What I'm seeing is a Republican Party largely in disarray, recycling themes of fear and divisiveness that are getting rather shopworn and appear to not be working nearly as well as they did just four years ago. As far as their attacks on Obama they have't laid a glove on him much less managed your charmingly sexist nut-kicking. Obama is where I predicted four months ago that he would be, and actually doing a bit better.

If you're waiting for Obama to change, you are setting yourself up for disappointment. Over time, as the economy worsens and pressure builds for a populist revival, I do expect that Obama's malleable nature will respond and we can drive him in that direction. In the short term though he is going to continue to be who he is, and that is a calm and unflappable slightly conservative centrist.

If you like fireworks, though, watch for the debates. One of the tactical things Obama should do is try to get under McCain's skin. McCain is ugly when he gets angry, he loses control and says awful things. Obama should needle him, especially on matters of what McCain sees as honor, in hopes of triggering a nasty outburst.

Glad you like the data; so do I. I find it has a beneficial calming effect, especially with those who are all opinion and no fact.

Damon's picture
Submitted by Damon on

And, another thread is brought to its inglorious end by the same miserable provocateur like clockwork. It's not me; it's you.

Submitted by lambert on

The time-honored and time-tested way to deal with, er, provacateurs is not to give them the attention they crave. I suggest that you try it; I plan to.

(Of course, sometimes it's necessary to get a clear diagnosis... )

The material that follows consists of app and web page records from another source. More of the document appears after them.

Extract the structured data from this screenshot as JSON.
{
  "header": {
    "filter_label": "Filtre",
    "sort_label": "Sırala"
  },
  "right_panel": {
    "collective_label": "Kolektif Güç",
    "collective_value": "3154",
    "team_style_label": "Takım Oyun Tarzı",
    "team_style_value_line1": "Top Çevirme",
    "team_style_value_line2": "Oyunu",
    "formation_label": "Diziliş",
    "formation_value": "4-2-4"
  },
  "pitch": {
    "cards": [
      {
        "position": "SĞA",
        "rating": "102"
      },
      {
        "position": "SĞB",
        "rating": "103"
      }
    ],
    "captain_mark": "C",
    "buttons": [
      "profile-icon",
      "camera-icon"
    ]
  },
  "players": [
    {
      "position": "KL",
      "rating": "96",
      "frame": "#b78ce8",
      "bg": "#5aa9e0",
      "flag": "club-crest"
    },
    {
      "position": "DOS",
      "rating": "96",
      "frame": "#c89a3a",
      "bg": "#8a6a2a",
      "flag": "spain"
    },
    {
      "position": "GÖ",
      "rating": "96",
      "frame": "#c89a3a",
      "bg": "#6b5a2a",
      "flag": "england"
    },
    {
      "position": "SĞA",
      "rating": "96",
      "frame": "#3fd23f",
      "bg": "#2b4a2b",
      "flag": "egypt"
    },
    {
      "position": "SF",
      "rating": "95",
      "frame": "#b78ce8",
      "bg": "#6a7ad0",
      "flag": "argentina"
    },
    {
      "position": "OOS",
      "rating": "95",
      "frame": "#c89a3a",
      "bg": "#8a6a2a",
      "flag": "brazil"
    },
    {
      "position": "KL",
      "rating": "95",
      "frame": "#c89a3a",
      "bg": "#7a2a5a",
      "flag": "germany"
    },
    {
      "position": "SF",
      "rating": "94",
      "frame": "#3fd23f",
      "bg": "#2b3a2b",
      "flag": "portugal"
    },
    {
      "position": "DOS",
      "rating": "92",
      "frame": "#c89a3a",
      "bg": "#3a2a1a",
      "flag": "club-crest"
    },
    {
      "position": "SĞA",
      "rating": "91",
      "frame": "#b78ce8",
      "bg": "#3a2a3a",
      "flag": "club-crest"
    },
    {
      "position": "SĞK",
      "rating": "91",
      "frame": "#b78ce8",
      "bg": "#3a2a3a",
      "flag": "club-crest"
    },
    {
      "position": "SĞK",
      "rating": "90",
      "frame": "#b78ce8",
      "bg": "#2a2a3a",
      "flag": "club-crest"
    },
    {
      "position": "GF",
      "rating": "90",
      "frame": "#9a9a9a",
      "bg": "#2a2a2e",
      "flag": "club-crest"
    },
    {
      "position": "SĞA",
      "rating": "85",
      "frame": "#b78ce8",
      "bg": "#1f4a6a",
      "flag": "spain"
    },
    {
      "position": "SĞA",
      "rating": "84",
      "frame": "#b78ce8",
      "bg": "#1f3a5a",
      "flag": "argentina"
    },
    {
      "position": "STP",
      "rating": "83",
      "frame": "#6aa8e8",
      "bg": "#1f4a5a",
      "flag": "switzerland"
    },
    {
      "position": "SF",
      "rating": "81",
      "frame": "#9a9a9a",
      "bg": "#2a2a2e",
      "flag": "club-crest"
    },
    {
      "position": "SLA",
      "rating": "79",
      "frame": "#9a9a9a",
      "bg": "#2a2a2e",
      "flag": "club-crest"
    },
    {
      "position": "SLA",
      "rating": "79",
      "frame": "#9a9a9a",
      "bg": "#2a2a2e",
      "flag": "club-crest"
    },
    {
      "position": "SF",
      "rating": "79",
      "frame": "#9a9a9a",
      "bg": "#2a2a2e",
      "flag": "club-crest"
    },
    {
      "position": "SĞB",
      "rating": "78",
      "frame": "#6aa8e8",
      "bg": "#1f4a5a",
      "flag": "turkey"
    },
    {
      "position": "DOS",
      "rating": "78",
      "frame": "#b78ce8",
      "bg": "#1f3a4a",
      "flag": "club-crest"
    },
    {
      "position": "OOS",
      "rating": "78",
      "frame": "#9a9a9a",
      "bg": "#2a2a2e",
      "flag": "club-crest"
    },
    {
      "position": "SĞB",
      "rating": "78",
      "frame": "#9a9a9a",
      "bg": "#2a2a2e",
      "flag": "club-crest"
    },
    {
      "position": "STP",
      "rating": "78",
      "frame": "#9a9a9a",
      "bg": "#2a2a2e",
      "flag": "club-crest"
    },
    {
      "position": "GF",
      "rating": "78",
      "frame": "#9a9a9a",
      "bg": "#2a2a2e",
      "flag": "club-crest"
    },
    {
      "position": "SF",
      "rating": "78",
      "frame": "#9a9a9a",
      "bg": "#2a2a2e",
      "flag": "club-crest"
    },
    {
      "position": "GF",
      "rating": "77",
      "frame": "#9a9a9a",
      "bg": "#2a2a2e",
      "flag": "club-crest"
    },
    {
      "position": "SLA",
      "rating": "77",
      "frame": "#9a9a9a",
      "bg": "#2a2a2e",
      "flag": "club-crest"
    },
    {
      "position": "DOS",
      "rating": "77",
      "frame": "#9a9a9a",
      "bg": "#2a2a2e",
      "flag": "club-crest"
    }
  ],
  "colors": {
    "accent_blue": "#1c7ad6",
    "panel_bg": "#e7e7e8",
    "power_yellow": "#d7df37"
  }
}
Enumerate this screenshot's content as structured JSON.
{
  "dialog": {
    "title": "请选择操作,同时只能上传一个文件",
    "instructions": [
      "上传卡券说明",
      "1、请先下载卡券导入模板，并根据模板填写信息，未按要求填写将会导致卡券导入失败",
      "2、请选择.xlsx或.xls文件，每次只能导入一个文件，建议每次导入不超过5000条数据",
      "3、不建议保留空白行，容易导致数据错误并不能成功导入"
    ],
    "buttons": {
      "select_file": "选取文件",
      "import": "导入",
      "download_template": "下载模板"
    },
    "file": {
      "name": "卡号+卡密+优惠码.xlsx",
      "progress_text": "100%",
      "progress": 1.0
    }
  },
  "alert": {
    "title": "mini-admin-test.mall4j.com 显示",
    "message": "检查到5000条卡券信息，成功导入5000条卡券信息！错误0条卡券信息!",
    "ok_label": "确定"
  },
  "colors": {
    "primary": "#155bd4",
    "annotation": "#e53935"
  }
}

[ ] Very tepidly voting for Obama [ ] ?????. [ ] Any mullah-sucking billionaire-teabagging torture-loving pus-encrusted spawn of Cthulhu, bless his (R) heart.